Listeria: guidance, data and analysis

The symptoms, diagnosis, management and epidemiology of listeriosis, the infection caused by Listeria monocytogenes bacteria.

Listeria causes listeriosis, a rare but potentially life-threatening disease.

Healthy adults are likely to experience only mild infection, causing flu-like symptoms or gastroenteritis. However, listeriosis is dangerous to pregnant women, the elderly and people with weakened immune systems.

Listeria is typically spread by contaminated foods. Listeria is an unusual bacterium because it can grow at low temperatures, including refrigeration temperatures of below 5°C. It is, however, killed by cooking food thoroughly and by pasteurisation.

Information on listeriosis is available on NHS.UK.

Listeria and lambing season

Some listeriosis cases occur through contact with animals.

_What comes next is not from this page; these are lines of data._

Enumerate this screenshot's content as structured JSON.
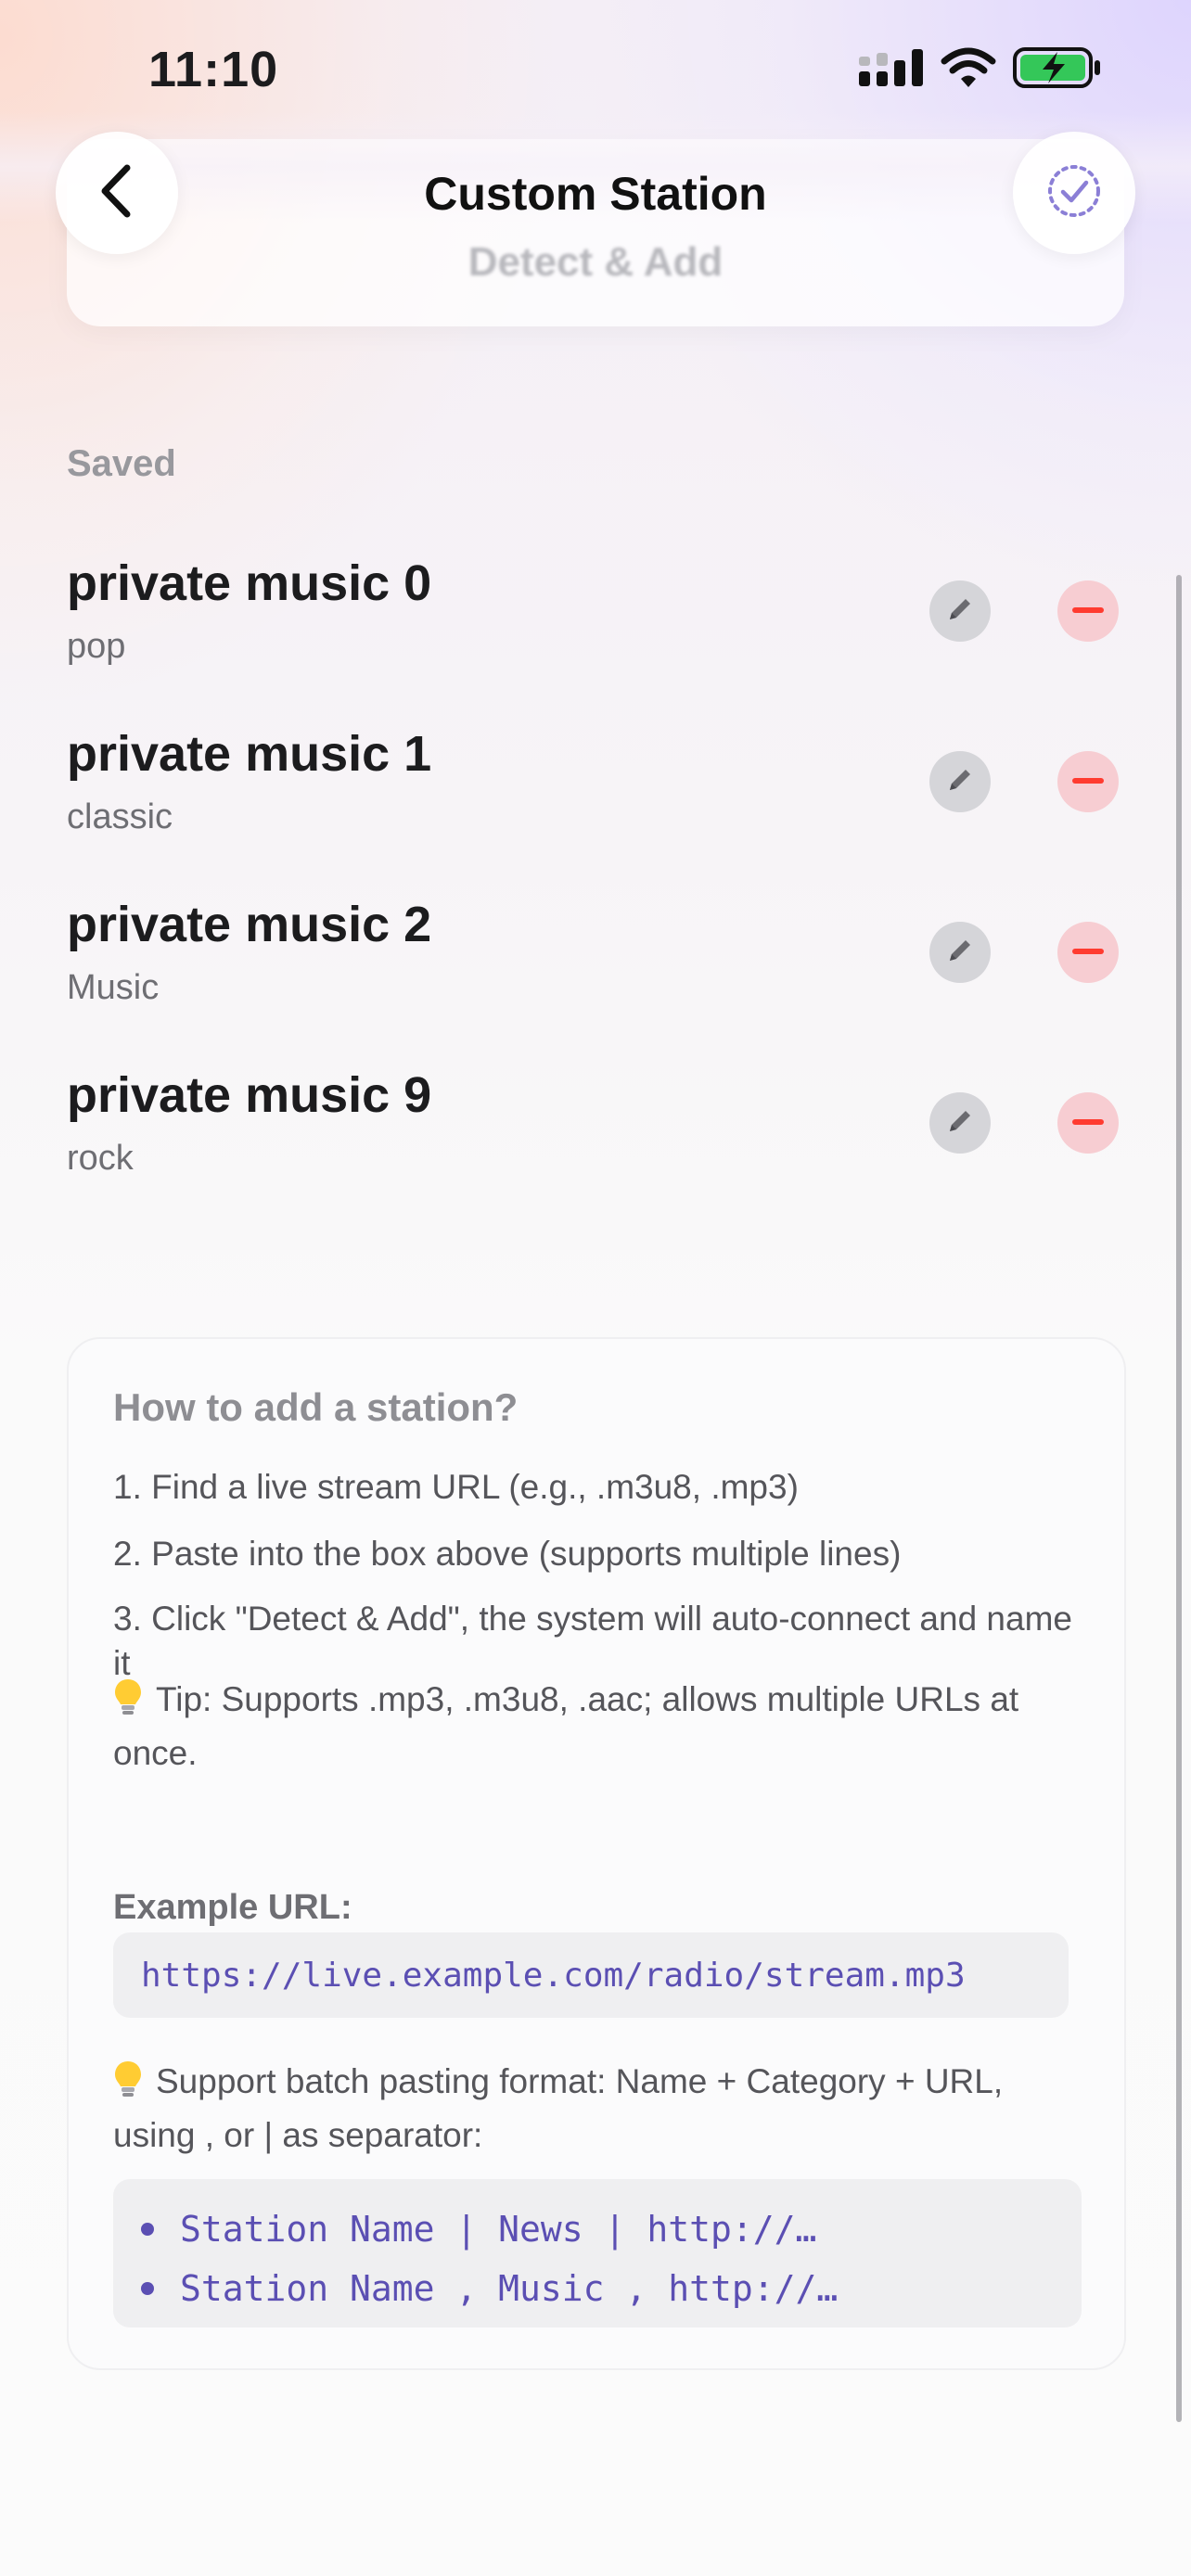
{
  "status_bar": {
    "time": "11:10",
    "icons": [
      "cellular-signal-icon",
      "wifi-icon",
      "battery-charging-icon"
    ],
    "battery_color": "#34c759"
  },
  "header": {
    "title": "Custom Station",
    "back_icon": "chevron-left-icon",
    "confirm_icon": "dashed-circle-check-icon"
  },
  "top_card": {
    "button_label": "Detect & Add"
  },
  "saved": {
    "section_label": "Saved",
    "stations": [
      {
        "name": "private music 0",
        "category": "pop"
      },
      {
        "name": "private music 1",
        "category": "classic"
      },
      {
        "name": "private music 2",
        "category": "Music"
      },
      {
        "name": "private music 9",
        "category": "rock"
      }
    ]
  },
  "help": {
    "title": "How to add a station?",
    "steps": [
      "1. Find a live stream URL (e.g., .m3u8, .mp3)",
      "2. Paste into the box above (supports multiple lines)",
      "3. Click \"Detect & Add\", the system will auto-connect and name it"
    ],
    "tip": "Tip: Supports .mp3, .m3u8, .aac; allows multiple URLs at once.",
    "example_label": "Example URL:",
    "example_url": "https://live.example.com/radio/stream.mp3",
    "batch_tip": "Support batch pasting format: Name + Category + URL, using , or | as separator:",
    "batch_examples": [
      "Station Name | News | http://…",
      "Station Name , Music , http://…"
    ]
  },
  "colors": {
    "accent": "#5b4fb3",
    "delete": "#ff3b30",
    "edit_bg": "#d5d5d9",
    "delete_bg": "#f7cdd2"
  }
}
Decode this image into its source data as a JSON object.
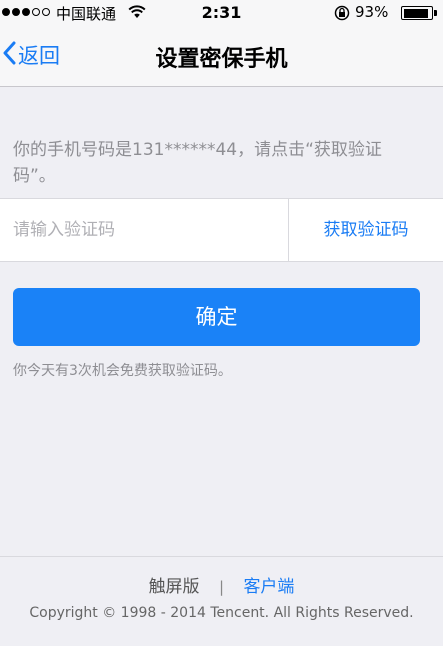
{
  "status_bar": {
    "carrier": "中国联通",
    "time": "2:31",
    "battery_percent": "93%",
    "battery_level": 0.93,
    "signal_bars_filled": 3,
    "signal_bars_total": 5,
    "icons": [
      "signal-dots-icon",
      "wifi-icon",
      "rotation-lock-icon",
      "battery-icon"
    ]
  },
  "nav": {
    "back_label": "返回",
    "title": "设置密保手机",
    "back_icon": "chevron-left-icon"
  },
  "form": {
    "instruction": "你的手机号码是131******44，请点击“获取验证码”。",
    "code_placeholder": "请输入验证码",
    "code_value": "",
    "get_code_label": "获取验证码",
    "confirm_label": "确定",
    "hint": "你今天有3次机会免费获取验证码。"
  },
  "footer": {
    "link_touch": "触屏版",
    "separator": "|",
    "link_client": "客户端",
    "copyright": "Copyright © 1998 - 2014 Tencent. All Rights Reserved."
  },
  "colors": {
    "accent": "#1a7cf4",
    "button": "#1a82f7",
    "background": "#efeff4",
    "secondary_text": "#8e8e93"
  }
}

Pregnant women are especially at risk and should avoid close contact with sheep who are giving birth, to protect themselves and their unborn child.

See the January 2014 statement about risks of lambing from Defra, DH, HSE and PHE.

The number of human pregnancies affected by contact with sheep is extremely small, but the consequences can be serious.

Diagnosis and management

Data collection

The gastrointestinal emerging and zoonotic infections (GEZI) team follow up cases of listeriosis to determine sources of outbreaks and to limit the spread of disease.


Incident investigation

Published 6 December 2013
Last updated 23 September 2020 + show all updates
  1. Added Listeria monocytogenes: incident report.

  2. Added 'Listeria contamination of frozen vegetables: professional guidance'.

  3. Added guidance for health professionals on recall of Sainsbury's 'Deli Filler' products.

  4. First published.